(Task details) Leaving out the pictures, restate each record below word for word.

[Excerpts from an interface dataset]
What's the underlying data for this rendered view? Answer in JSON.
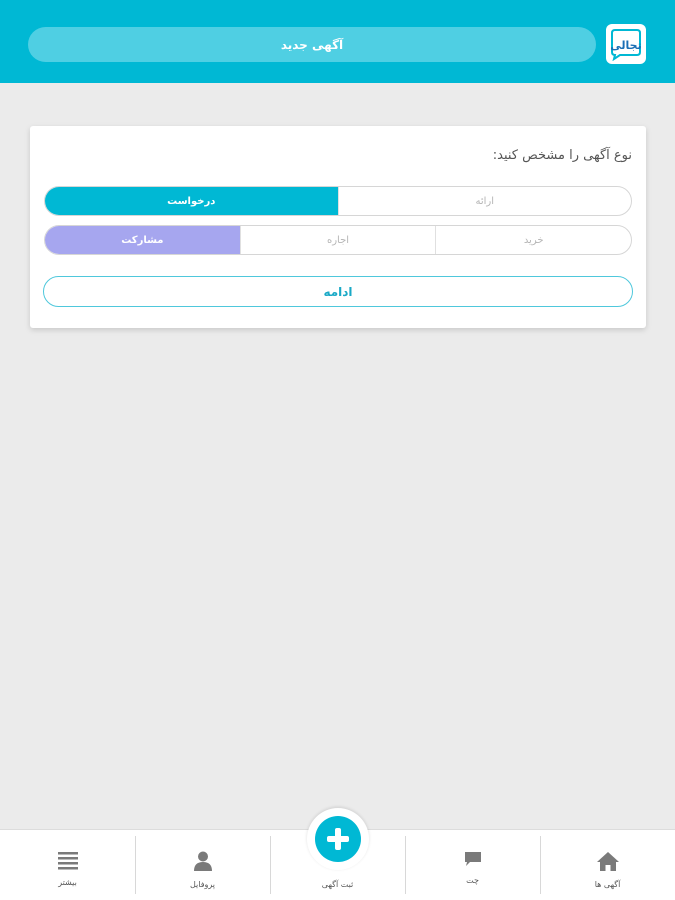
{
  "header": {
    "title": "آگهی جدید",
    "logo_text": "تجالی",
    "colors": {
      "bar": "#00b8d4",
      "pill": "#4fcfe3"
    }
  },
  "card": {
    "prompt": "نوع آگهی را مشخص کنید:",
    "row1": {
      "offer": "ارائه",
      "request": "درخواست",
      "selected": "درخواست"
    },
    "row2": {
      "buy": "خرید",
      "rent": "اجاره",
      "partnership": "مشارکت",
      "selected": "مشارکت"
    },
    "continue_label": "ادامه",
    "colors": {
      "selected_primary": "#00b8d4",
      "selected_secondary": "#a6a6ef"
    }
  },
  "bottom_nav": {
    "items": [
      {
        "label": "آگهی ها",
        "icon": "home-icon"
      },
      {
        "label": "چت",
        "icon": "chat-icon"
      },
      {
        "label": "ثبت آگهی",
        "icon": "plus-icon"
      },
      {
        "label": "پروفایل",
        "icon": "user-icon"
      },
      {
        "label": "بیشتر",
        "icon": "menu-icon"
      }
    ]
  }
}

(Answer space)
What's the underlying data for this rendered view? Answer in JSON.
{
  "header": {
    "title": "آگهی جدید",
    "logo_text": "تجالی",
    "colors": {
      "bar": "#00b8d4",
      "pill": "#4fcfe3"
    }
  },
  "card": {
    "prompt": "نوع آگهی را مشخص کنید:",
    "row1": {
      "offer": "ارائه",
      "request": "درخواست",
      "selected": "درخواست"
    },
    "row2": {
      "buy": "خرید",
      "rent": "اجاره",
      "partnership": "مشارکت",
      "selected": "مشارکت"
    },
    "continue_label": "ادامه",
    "colors": {
      "selected_primary": "#00b8d4",
      "selected_secondary": "#a6a6ef"
    }
  },
  "bottom_nav": {
    "items": [
      {
        "label": "آگهی ها",
        "icon": "home-icon"
      },
      {
        "label": "چت",
        "icon": "chat-icon"
      },
      {
        "label": "ثبت آگهی",
        "icon": "plus-icon"
      },
      {
        "label": "پروفایل",
        "icon": "user-icon"
      },
      {
        "label": "بیشتر",
        "icon": "menu-icon"
      }
    ]
  }
}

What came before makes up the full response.